Output the listing word for word, minus pictures.

- - - - - - -

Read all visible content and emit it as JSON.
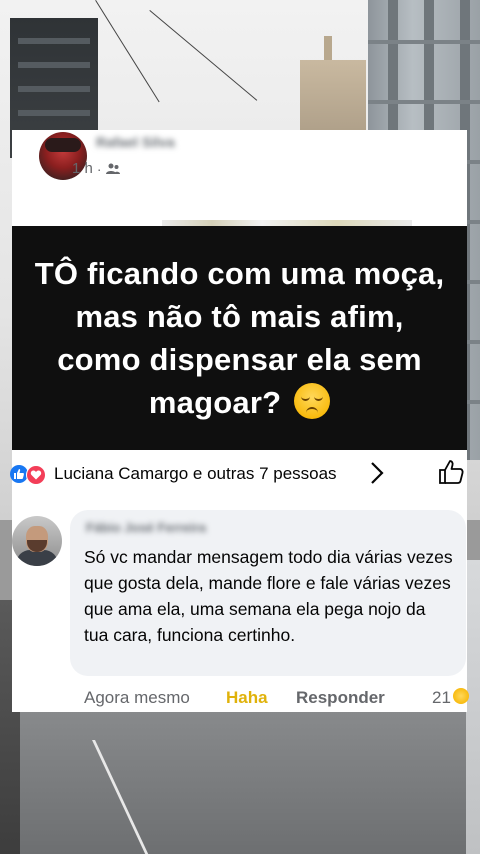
{
  "post": {
    "author": "Rafael Silva",
    "time": "1 h",
    "audience_icon": "friends-icon",
    "banner_text": "TÔ ficando com uma moça, mas não tô mais afim, como dispensar ela sem magoar?",
    "banner_emoji": "pensive-face-emoji"
  },
  "reactions": {
    "icons": [
      "like-icon",
      "love-icon"
    ],
    "summary": "Luciana Camargo e outras 7 pessoas"
  },
  "comment": {
    "author": "Fábio José Ferreira",
    "text": "Só vc mandar mensagem todo dia várias vezes que gosta dela, mande flore e fale várias vezes que ama ela, uma semana ela pega nojo da tua cara, funciona certinho.",
    "time": "Agora mesmo",
    "reaction_label": "Haha",
    "reply_label": "Responder",
    "reaction_count": "21"
  },
  "colors": {
    "banner_bg": "#0f0f0f",
    "haha": "#e0b20b",
    "like_blue": "#1877f2",
    "love_red": "#f33e58"
  }
}
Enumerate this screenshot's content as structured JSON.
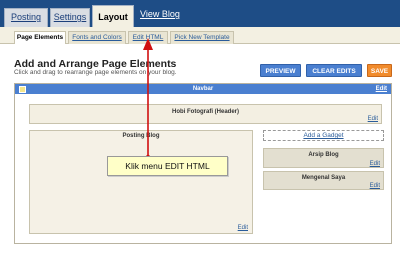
{
  "tabs": {
    "posting": "Posting",
    "settings": "Settings",
    "layout": "Layout",
    "view_blog": "View Blog"
  },
  "subtabs": {
    "page_elements": "Page Elements",
    "fonts_colors": "Fonts and Colors",
    "edit_html": "Edit HTML",
    "pick_template": "Pick New Template"
  },
  "heading": {
    "title": "Add and Arrange Page Elements",
    "subtitle": "Click and drag to rearrange page elements on your blog."
  },
  "buttons": {
    "preview": "PREVIEW",
    "clear_edits": "CLEAR EDITS",
    "save": "SAVE"
  },
  "editor": {
    "navbar_title": "Navbar",
    "header_title": "Hobi Fotografi (Header)",
    "posts_title": "Posting Blog",
    "add_gadget": "Add a Gadget",
    "arsip_title": "Arsip Blog",
    "mengenal_title": "Mengenal Saya",
    "edit_label": "Edit"
  },
  "annotation": {
    "text": "Klik menu EDIT HTML"
  },
  "colors": {
    "top_bar": "#1e4d86",
    "accent_blue": "#4a7fd0",
    "save_orange": "#f18b2c",
    "arrow_red": "#d01010"
  }
}
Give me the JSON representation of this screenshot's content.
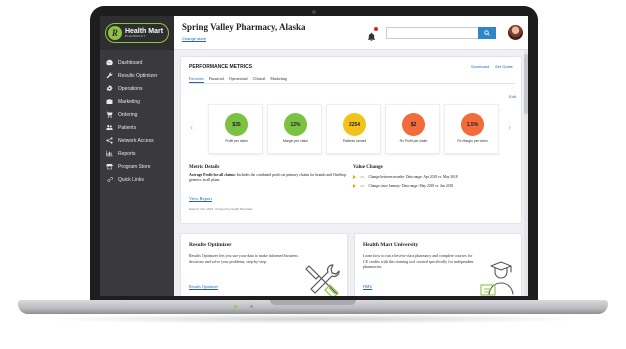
{
  "brand": {
    "logo_name": "Health Mart",
    "logo_sub": "PHARMACY",
    "accent": "#8fc33f",
    "link_color": "#1a67b8"
  },
  "sidebar": {
    "items": [
      {
        "label": "Dashboard",
        "icon": "dashboard-icon"
      },
      {
        "label": "Results Optimizer",
        "icon": "wrench-icon"
      },
      {
        "label": "Operations",
        "icon": "gear-icon"
      },
      {
        "label": "Marketing",
        "icon": "briefcase-icon"
      },
      {
        "label": "Ordering",
        "icon": "cart-icon"
      },
      {
        "label": "Patients",
        "icon": "people-icon"
      },
      {
        "label": "Network Access",
        "icon": "share-icon"
      },
      {
        "label": "Reports",
        "icon": "chart-icon"
      },
      {
        "label": "Program Store",
        "icon": "store-icon"
      },
      {
        "label": "Quick Links",
        "icon": "link-icon"
      }
    ]
  },
  "header": {
    "title": "Spring Valley Pharmacy, Alaska",
    "change_store": "Change store",
    "search_placeholder": ""
  },
  "performance": {
    "title": "PERFORMANCE METRICS",
    "scorecard_link": "Scorecard",
    "set_goals_link": "Set Goals",
    "tabs": [
      "Favorites",
      "Financial",
      "Operational",
      "Clinical",
      "Marketing"
    ],
    "edit_link": "Edit",
    "metrics": [
      {
        "value": "$35",
        "label": "Profit per claim",
        "color": "#7cc242"
      },
      {
        "value": "12%",
        "label": "Margin per claim",
        "color": "#7cc242"
      },
      {
        "value": "2254",
        "label": "Patients served",
        "color": "#f2c21b"
      },
      {
        "value": "$2",
        "label": "Rx Profit per claim",
        "color": "#f26b3a"
      },
      {
        "value": "1.5%",
        "label": "Rx Margin per claim",
        "color": "#f26b3a"
      }
    ],
    "metric_details": {
      "title": "Metric Details",
      "bold_text": "Average Profit for all claims:",
      "text": " Includes the combined profit on primary claims for brands and OneStop generics in all plans.",
      "view_report": "View Report",
      "footnote": "Data for: Nov, 2018 · Powered by Health Mart Atlas"
    },
    "value_change": {
      "title": "Value Change",
      "rows": [
        {
          "pct": "4%",
          "text": "Change between months- Data range: Apr 2018 vs. May 2018"
        },
        {
          "pct": "4%",
          "text": "Change since January- Data range: May 2018 vs. Jun 2018"
        }
      ]
    }
  },
  "results_optimizer": {
    "title": "Results Optimizer",
    "body": "Results Optimizer lets you use your data to make informed business decisions and solve your problems, step-by-step.",
    "link": "Results Optimizer"
  },
  "hmu": {
    "title": "Health Mart University",
    "body": "Learn how to run a best-in-class pharmacy and complete courses for CE credits with this training tool created specifically for independent pharmacies.",
    "link": "HMU"
  }
}
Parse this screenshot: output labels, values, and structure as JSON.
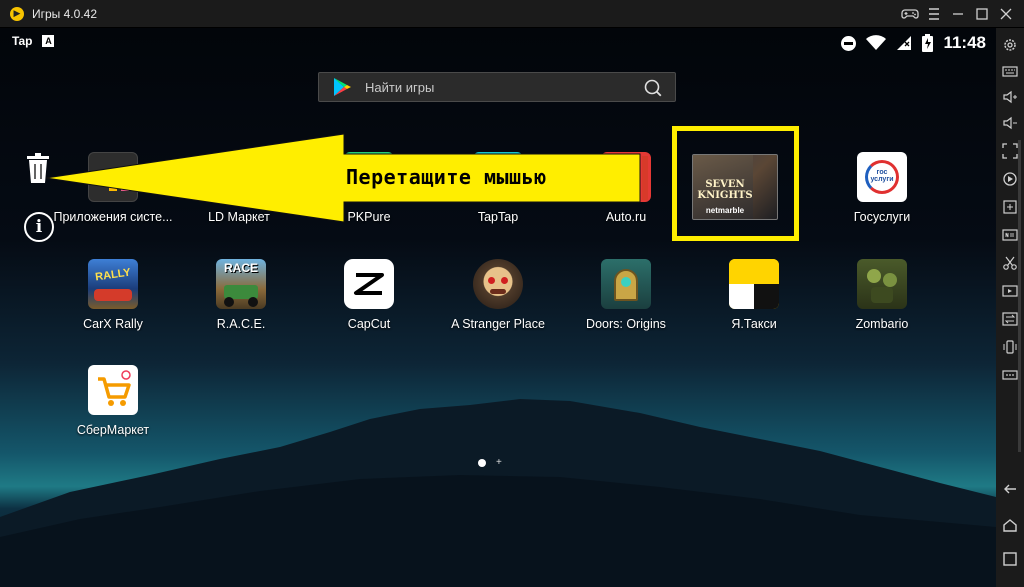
{
  "window": {
    "title": "Игры 4.0.42",
    "controls": [
      "gamepad-icon",
      "settings-icon",
      "minimize-icon",
      "maximize-icon",
      "close-icon"
    ]
  },
  "statusbar": {
    "left_label": "Tap",
    "left_badge": "A",
    "time": "11:48"
  },
  "search": {
    "placeholder": "Найти игры"
  },
  "overlay": {
    "arrow_text": "Перетащите мышью"
  },
  "apps_row1": [
    {
      "label": "Приложения систе...",
      "icon": "system-apps-folder-icon"
    },
    {
      "label": "LD Маркет",
      "icon": "ld-market-icon"
    },
    {
      "label": "PKPure",
      "icon": "apkpure-icon"
    },
    {
      "label": "TapTap",
      "icon": "taptap-icon"
    },
    {
      "label": "Auto.ru",
      "icon": "autoru-icon"
    },
    {
      "label": "",
      "icon": "seven-knights-icon",
      "art_text": "SEVEN KNIGHTS",
      "art_sub": "netmarble"
    },
    {
      "label": "Госуслуги",
      "icon": "gosuslugi-icon",
      "art_text": "гос услуги"
    }
  ],
  "apps_row2": [
    {
      "label": "CarX Rally",
      "icon": "carx-rally-icon",
      "art_text": "RALLY"
    },
    {
      "label": "R.A.C.E.",
      "icon": "race-icon",
      "art_text": "RACE"
    },
    {
      "label": "CapCut",
      "icon": "capcut-icon"
    },
    {
      "label": "A Stranger Place",
      "icon": "stranger-place-icon"
    },
    {
      "label": "Doors: Origins",
      "icon": "doors-origins-icon"
    },
    {
      "label": "Я.Такси",
      "icon": "yandex-taxi-icon"
    },
    {
      "label": "Zombario",
      "icon": "zombario-icon"
    }
  ],
  "apps_row3": [
    {
      "label": "СберМаркет",
      "icon": "sbermarket-icon"
    }
  ],
  "colors": {
    "highlight": "#ffee00",
    "arrow": "#ffee00"
  },
  "pager": {
    "current": 1,
    "plus": "+"
  }
}
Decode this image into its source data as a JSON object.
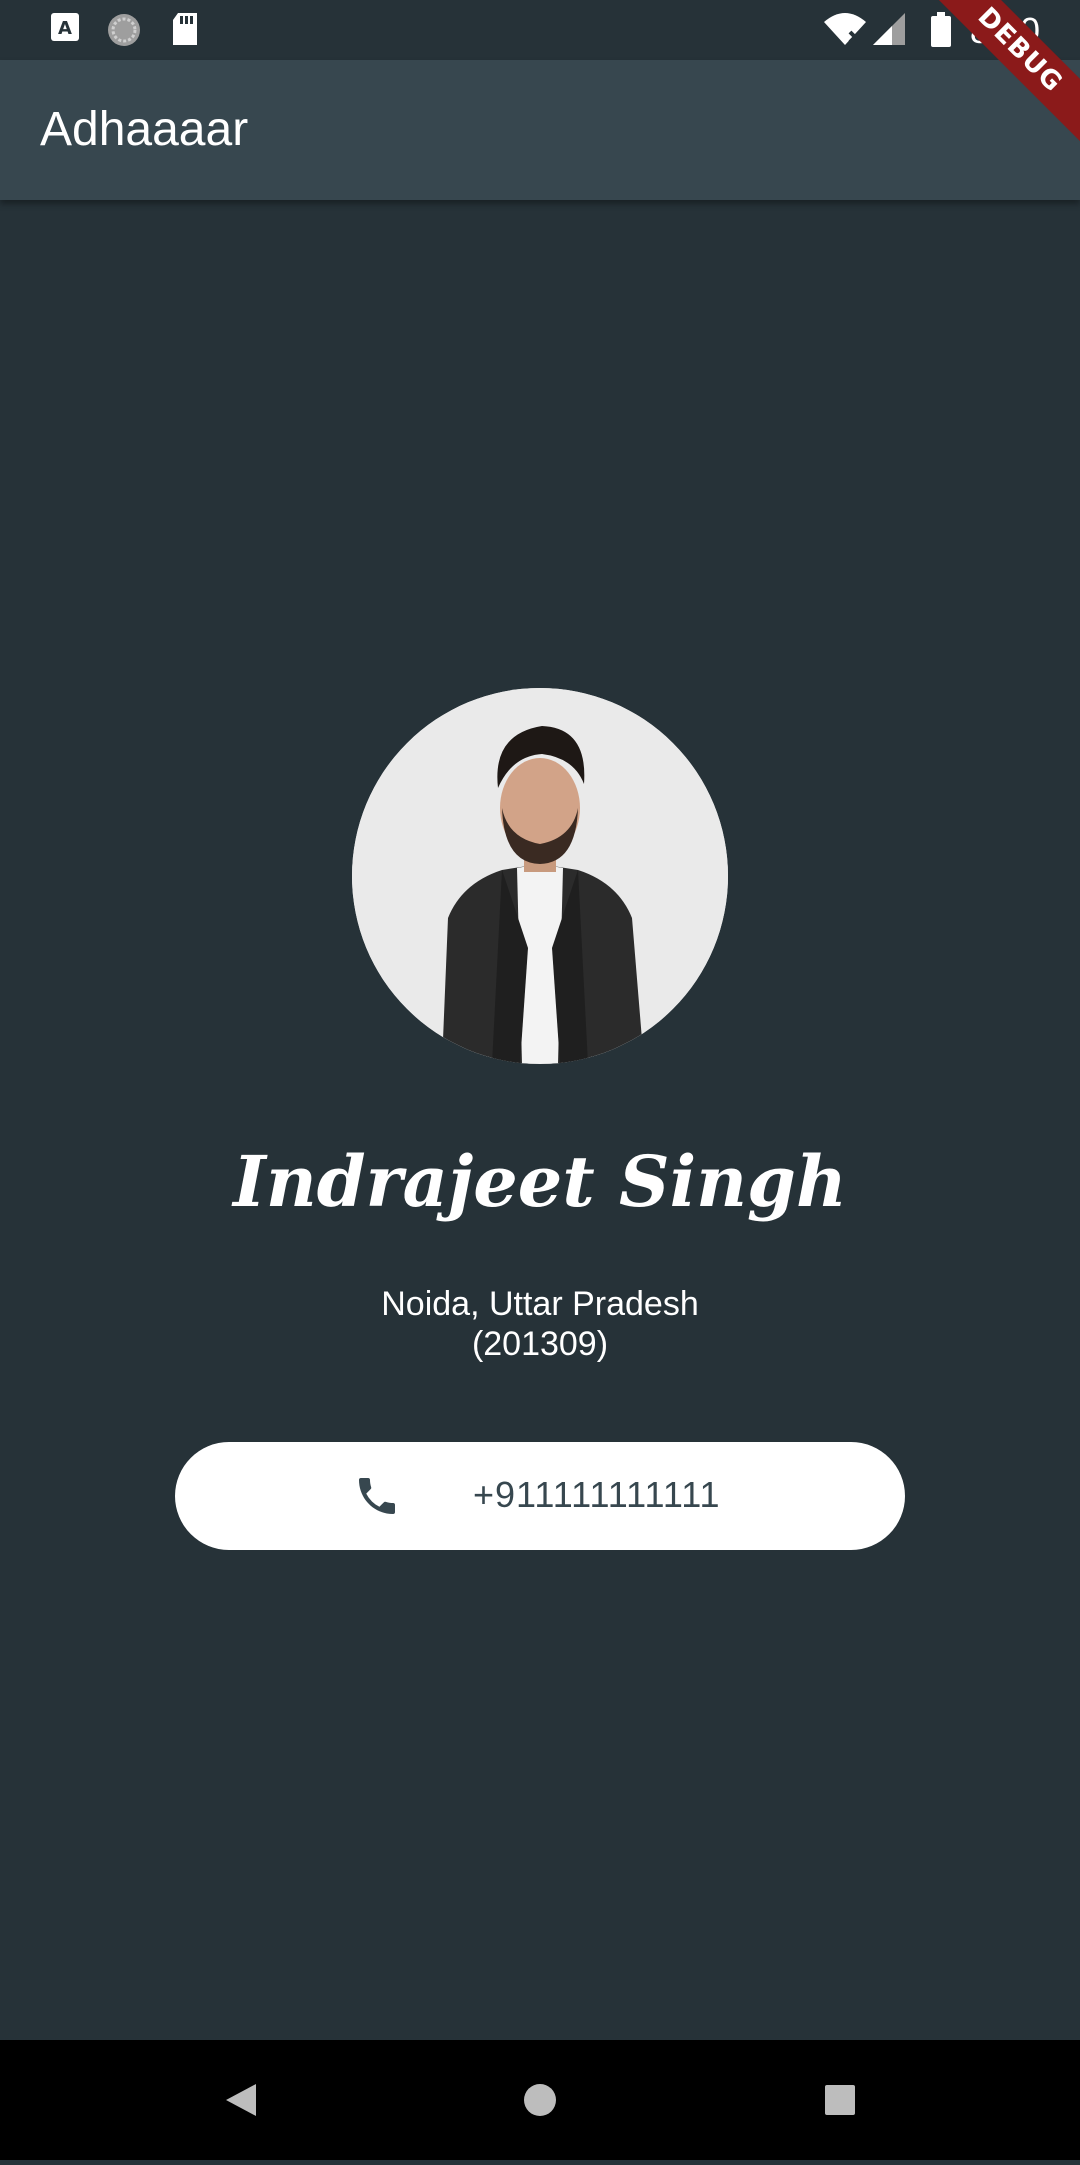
{
  "status_bar": {
    "time": "8:20",
    "icons_left": [
      "font-icon",
      "sync-icon",
      "sd-card-icon"
    ],
    "icons_right": [
      "wifi-off-icon",
      "cell-signal-icon",
      "battery-icon"
    ]
  },
  "app_bar": {
    "title": "Adhaaaar"
  },
  "debug_banner": "DEBUG",
  "profile": {
    "name": "Indrajeet Singh",
    "address_line1": "Noida, Uttar Pradesh",
    "address_line2": "(201309)",
    "phone": "+911111111111"
  },
  "nav_bar": {
    "buttons": [
      "back-icon",
      "home-icon",
      "recents-icon"
    ]
  },
  "colors": {
    "background": "#263238",
    "app_bar": "#37474f",
    "button": "#ffffff",
    "phone_text": "#37474f"
  }
}
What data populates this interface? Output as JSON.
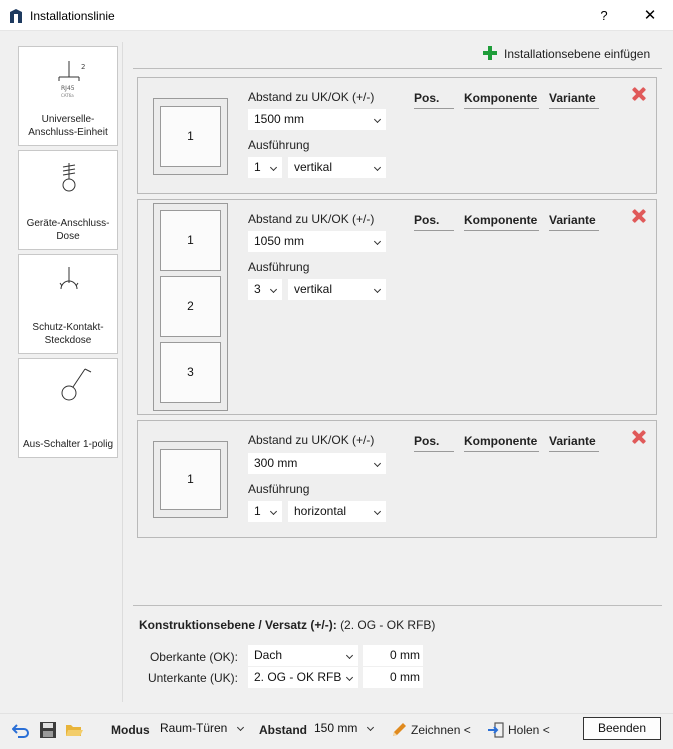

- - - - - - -

**Answer section:**
Read all visible content and emit it as JSON.
{
  "post": {
    "author": "Rafael Silva",
    "time": "1 h",
    "audience_icon": "friends-icon",
    "banner_text": "TÔ ficando com uma moça, mas não tô mais afim, como dispensar ela sem magoar?",
    "banner_emoji": "pensive-face-emoji"
  },
  "reactions": {
    "icons": [
      "like-icon",
      "love-icon"
    ],
    "summary": "Luciana Camargo e outras 7 pessoas"
  },
  "comment": {
    "author": "Fábio José Ferreira",
    "text": "Só vc mandar mensagem todo dia várias vezes que gosta dela, mande flore e fale várias vezes que ama ela, uma semana ela pega nojo da tua cara, funciona certinho.",
    "time": "Agora mesmo",
    "reaction_label": "Haha",
    "reply_label": "Responder",
    "reaction_count": "21"
  },
  "colors": {
    "banner_bg": "#0f0f0f",
    "haha": "#e0b20b",
    "like_blue": "#1877f2",
    "love_red": "#f33e58"
  }
}
Enumerate this screenshot's content as structured JSON.
{
  "tabs": {
    "posting": "Posting",
    "settings": "Settings",
    "layout": "Layout",
    "view_blog": "View Blog"
  },
  "subtabs": {
    "page_elements": "Page Elements",
    "fonts_colors": "Fonts and Colors",
    "edit_html": "Edit HTML",
    "pick_template": "Pick New Template"
  },
  "heading": {
    "title": "Add and Arrange Page Elements",
    "subtitle": "Click and drag to rearrange page elements on your blog."
  },
  "buttons": {
    "preview": "PREVIEW",
    "clear_edits": "CLEAR EDITS",
    "save": "SAVE"
  },
  "editor": {
    "navbar_title": "Navbar",
    "header_title": "Hobi Fotografi (Header)",
    "posts_title": "Posting Blog",
    "add_gadget": "Add a Gadget",
    "arsip_title": "Arsip Blog",
    "mengenal_title": "Mengenal Saya",
    "edit_label": "Edit"
  },
  "annotation": {
    "text": "Klik menu EDIT HTML"
  },
  "colors": {
    "top_bar": "#1e4d86",
    "accent_blue": "#4a7fd0",
    "save_orange": "#f18b2c",
    "arrow_red": "#d01010"
  }
}
Give me the JSON representation of this screenshot's content.
{
  "brand": {
    "logo_name": "Health Mart",
    "logo_sub": "PHARMACY",
    "accent": "#8fc33f",
    "link_color": "#1a67b8"
  },
  "sidebar": {
    "items": [
      {
        "label": "Dashboard",
        "icon": "dashboard-icon"
      },
      {
        "label": "Results Optimizer",
        "icon": "wrench-icon"
      },
      {
        "label": "Operations",
        "icon": "gear-icon"
      },
      {
        "label": "Marketing",
        "icon": "briefcase-icon"
      },
      {
        "label": "Ordering",
        "icon": "cart-icon"
      },
      {
        "label": "Patients",
        "icon": "people-icon"
      },
      {
        "label": "Network Access",
        "icon": "share-icon"
      },
      {
        "label": "Reports",
        "icon": "chart-icon"
      },
      {
        "label": "Program Store",
        "icon": "store-icon"
      },
      {
        "label": "Quick Links",
        "icon": "link-icon"
      }
    ]
  },
  "header": {
    "title": "Spring Valley Pharmacy, Alaska",
    "change_store": "Change store",
    "search_placeholder": ""
  },
  "performance": {
    "title": "PERFORMANCE METRICS",
    "scorecard_link": "Scorecard",
    "set_goals_link": "Set Goals",
    "tabs": [
      "Favorites",
      "Financial",
      "Operational",
      "Clinical",
      "Marketing"
    ],
    "edit_link": "Edit",
    "metrics": [
      {
        "value": "$35",
        "label": "Profit per claim",
        "color": "#7cc242"
      },
      {
        "value": "12%",
        "label": "Margin per claim",
        "color": "#7cc242"
      },
      {
        "value": "2254",
        "label": "Patients served",
        "color": "#f2c21b"
      },
      {
        "value": "$2",
        "label": "Rx Profit per claim",
        "color": "#f26b3a"
      },
      {
        "value": "1.5%",
        "label": "Rx Margin per claim",
        "color": "#f26b3a"
      }
    ],
    "metric_details": {
      "title": "Metric Details",
      "bold_text": "Average Profit for all claims:",
      "text": " Includes the combined profit on primary claims for brands and OneStop generics in all plans.",
      "view_report": "View Report",
      "footnote": "Data for: Nov, 2018 · Powered by Health Mart Atlas"
    },
    "value_change": {
      "title": "Value Change",
      "rows": [
        {
          "pct": "4%",
          "text": "Change between months- Data range: Apr 2018 vs. May 2018"
        },
        {
          "pct": "4%",
          "text": "Change since January- Data range: May 2018 vs. Jun 2018"
        }
      ]
    }
  },
  "results_optimizer": {
    "title": "Results Optimizer",
    "body": "Results Optimizer lets you use your data to make informed business decisions and solve your problems, step-by-step.",
    "link": "Results Optimizer"
  },
  "hmu": {
    "title": "Health Mart University",
    "body": "Learn how to run a best-in-class pharmacy and complete courses for CE credits with this training tool created specifically for independent pharmacies.",
    "link": "HMU"
  }
}
Parse this screenshot: output labels, values, and structure as JSON.
{
  "window": {
    "title": "Игры 4.0.42",
    "controls": [
      "gamepad-icon",
      "settings-icon",
      "minimize-icon",
      "maximize-icon",
      "close-icon"
    ]
  },
  "statusbar": {
    "left_label": "Tap",
    "left_badge": "A",
    "time": "11:48"
  },
  "search": {
    "placeholder": "Найти игры"
  },
  "overlay": {
    "arrow_text": "Перетащите мышью"
  },
  "apps_row1": [
    {
      "label": "Приложения систе...",
      "icon": "system-apps-folder-icon"
    },
    {
      "label": "LD Маркет",
      "icon": "ld-market-icon"
    },
    {
      "label": "PKPure",
      "icon": "apkpure-icon"
    },
    {
      "label": "TapTap",
      "icon": "taptap-icon"
    },
    {
      "label": "Auto.ru",
      "icon": "autoru-icon"
    },
    {
      "label": "",
      "icon": "seven-knights-icon",
      "art_text": "SEVEN KNIGHTS",
      "art_sub": "netmarble"
    },
    {
      "label": "Госуслуги",
      "icon": "gosuslugi-icon",
      "art_text": "гос услуги"
    }
  ],
  "apps_row2": [
    {
      "label": "CarX Rally",
      "icon": "carx-rally-icon",
      "art_text": "RALLY"
    },
    {
      "label": "R.A.C.E.",
      "icon": "race-icon",
      "art_text": "RACE"
    },
    {
      "label": "CapCut",
      "icon": "capcut-icon"
    },
    {
      "label": "A Stranger Place",
      "icon": "stranger-place-icon"
    },
    {
      "label": "Doors: Origins",
      "icon": "doors-origins-icon"
    },
    {
      "label": "Я.Такси",
      "icon": "yandex-taxi-icon"
    },
    {
      "label": "Zombario",
      "icon": "zombario-icon"
    }
  ],
  "apps_row3": [
    {
      "label": "СберМаркет",
      "icon": "sbermarket-icon"
    }
  ],
  "colors": {
    "highlight": "#ffee00",
    "arrow": "#ffee00"
  },
  "pager": {
    "current": 1,
    "plus": "+"
  }
}
Decode this image into its source data as a JSON object.
{
  "status_bar": {
    "time": "8:20",
    "icons_left": [
      "font-icon",
      "sync-icon",
      "sd-card-icon"
    ],
    "icons_right": [
      "wifi-off-icon",
      "cell-signal-icon",
      "battery-icon"
    ]
  },
  "app_bar": {
    "title": "Adhaaaar"
  },
  "debug_banner": "DEBUG",
  "profile": {
    "name": "Indrajeet Singh",
    "address_line1": "Noida, Uttar Pradesh",
    "address_line2": "(201309)",
    "phone": "+911111111111"
  },
  "nav_bar": {
    "buttons": [
      "back-icon",
      "home-icon",
      "recents-icon"
    ]
  },
  "colors": {
    "background": "#263238",
    "app_bar": "#37474f",
    "button": "#ffffff",
    "phone_text": "#37474f"
  }
}
What data populates this interface? Output as JSON.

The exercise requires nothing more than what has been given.